“I just don’t think that the statute allows that,” Martin said. “I would respectfully have to deny the motion.”
Van Dyke is charged with first-degree murder in the shooting death of teenager Laquan McDonald, who was shot 16 times as he walked along a Southwest Side road carrying a knife in October 2014.
Herbert filed the request last week, claiming Gaughan had already made up his mind on the request to relocate the high-profile trial, comparing an upcoming hearing on the matter to that of a “professional wrestling match,” and arguing the outcome has been predetermined.
All parties convened for a hearing in Gaughan’s fifth-floor courtroom Tuesday morning, but the judge then transferred case to the first floor so Martin could rule on the defense’s request.
In their motion, Van Dyke’s attorneys argued Gaughan’s decision to set a September trial date and arrange for technological improvements within his courtroom demonstrated that he is set on keeping the trial within Cook County.
Herbert reiterated those issues in oral arguments before Martin, but also focused heavily on security and safety concerns, saying potential jurors entering and leaving the courthouse through throngs of protestors could face death threats like the ones Herbert said have been made against himself and his client.
“You know there is going to be intense animosity when this case goes to trial,” he said, adding that if jurors are faced daily with signs displaying Van Dyke’s face next to words like “killer” and “murderer” then “not only are they going to be intimidated, they’re going to be prejudiced.”
Herbert also made clear that he does not simply want a jury brought in from another county, but instead wants the case moved entirely out of the area, saying this is the only way to ensure a fair trial.
Special prosecutor Joseph McMahon argued the state statute on the matter “leaves no room for debate,” stating in a response memo that the defense cannot obtain only a partial substitution of judge to resolve a single issue in the case.
His assistant, Jody Gleason, told Martin that simply setting a trial date doesn’t imply Gaughan has made up his mind on the venue, saying the judge has given no indication he is unwilling to reschedule the trial should he decide to move the case elsewhere.
She also noted the security issues raised by the defense were not included in their motion and argued they are irrelevant to the issue of change of venue – which is based solely on the ability to impanel a fair and unbiased jury. Given the vast population and resources available within Cook County in comparison to surrounding areas, Gleason said there is no better place to hold the trial.

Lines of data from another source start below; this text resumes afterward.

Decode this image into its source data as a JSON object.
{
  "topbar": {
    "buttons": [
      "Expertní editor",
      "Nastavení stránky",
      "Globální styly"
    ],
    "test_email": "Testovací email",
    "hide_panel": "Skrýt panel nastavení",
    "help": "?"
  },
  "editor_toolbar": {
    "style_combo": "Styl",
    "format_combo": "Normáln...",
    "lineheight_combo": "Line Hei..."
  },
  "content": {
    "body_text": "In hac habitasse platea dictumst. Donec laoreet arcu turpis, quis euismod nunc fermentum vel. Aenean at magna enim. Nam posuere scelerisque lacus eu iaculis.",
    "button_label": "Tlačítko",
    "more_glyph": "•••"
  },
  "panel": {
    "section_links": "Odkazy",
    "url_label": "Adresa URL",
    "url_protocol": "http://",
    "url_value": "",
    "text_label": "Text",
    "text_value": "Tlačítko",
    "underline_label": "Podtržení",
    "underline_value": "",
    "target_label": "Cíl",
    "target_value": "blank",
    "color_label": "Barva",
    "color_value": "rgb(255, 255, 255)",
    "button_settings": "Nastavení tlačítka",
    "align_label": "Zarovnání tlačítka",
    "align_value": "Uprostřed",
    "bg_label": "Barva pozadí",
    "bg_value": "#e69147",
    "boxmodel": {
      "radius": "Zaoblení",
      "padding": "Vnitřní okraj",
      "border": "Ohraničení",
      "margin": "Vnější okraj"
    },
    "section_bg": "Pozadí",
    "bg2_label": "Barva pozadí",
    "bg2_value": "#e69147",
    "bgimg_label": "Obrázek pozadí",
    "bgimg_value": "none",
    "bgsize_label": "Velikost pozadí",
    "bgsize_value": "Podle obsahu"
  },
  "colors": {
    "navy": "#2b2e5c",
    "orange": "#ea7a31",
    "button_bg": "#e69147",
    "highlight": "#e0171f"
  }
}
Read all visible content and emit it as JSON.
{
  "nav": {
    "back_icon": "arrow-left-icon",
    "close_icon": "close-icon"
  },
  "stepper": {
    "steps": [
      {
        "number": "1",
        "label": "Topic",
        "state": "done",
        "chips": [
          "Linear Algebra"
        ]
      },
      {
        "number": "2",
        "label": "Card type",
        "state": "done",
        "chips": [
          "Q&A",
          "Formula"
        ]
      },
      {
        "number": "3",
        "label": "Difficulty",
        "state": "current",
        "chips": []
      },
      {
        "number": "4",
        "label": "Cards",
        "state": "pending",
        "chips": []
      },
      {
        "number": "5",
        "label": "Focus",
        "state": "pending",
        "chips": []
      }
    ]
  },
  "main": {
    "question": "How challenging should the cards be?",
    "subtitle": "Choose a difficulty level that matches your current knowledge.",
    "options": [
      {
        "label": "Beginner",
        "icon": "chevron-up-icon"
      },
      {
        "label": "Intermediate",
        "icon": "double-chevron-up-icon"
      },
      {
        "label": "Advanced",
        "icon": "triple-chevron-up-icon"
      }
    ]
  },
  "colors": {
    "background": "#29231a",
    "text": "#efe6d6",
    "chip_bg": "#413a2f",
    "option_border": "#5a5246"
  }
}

Martin noted the defense presented an “interesting argument,” saying he’d never seen a case where attorneys wanted a judge removed on one portion of the case and retained for the rest. But he agreed with prosecutors that the only issue before him Tuesday was to decide whether Gaughan could fairly decide the venue issue. He believes Gaughan can.
“I just don’t believe that the facts as argued here today are sufficient to show the judge has made up his mind,” Martin said.
That decision is expected to come after a hearing Friday. Herbert will present survey results from Bryan Edelman, a defense-contracted trial consultant, who believes a change of venue is necessary based on survey results that found Cook County residents familiar with the case are more likely to believe Van Dyke is guilty.
Herbert has also claimed “inflammatory and prejudicial” media coverage in the years since charges were first filed has made it impossible to find a fair jury within Cook County.
But McMahon’s office claims there are “severe flaws” in Edelman’s survey process, including the use of suggestive questions and phone interviews, rather than those conducted in person. He has argued widespread publicity does not mean the jury pool has been inherently prejudiced against Van Dyke and claims those potential jurors who are biased can be removed through the jury selection, or voir dire, process.
“There is no presumption of prejudice in this case,” McMahon wrote in a state response last week. “The presumption is that potential jurors will be fair and impartial. It is for this reason that we have the voir dire process to begin with. Those jurors who cannot judge the case solely on the evidence would be excused for cause.”
Below, a timeline of events related to the shooting.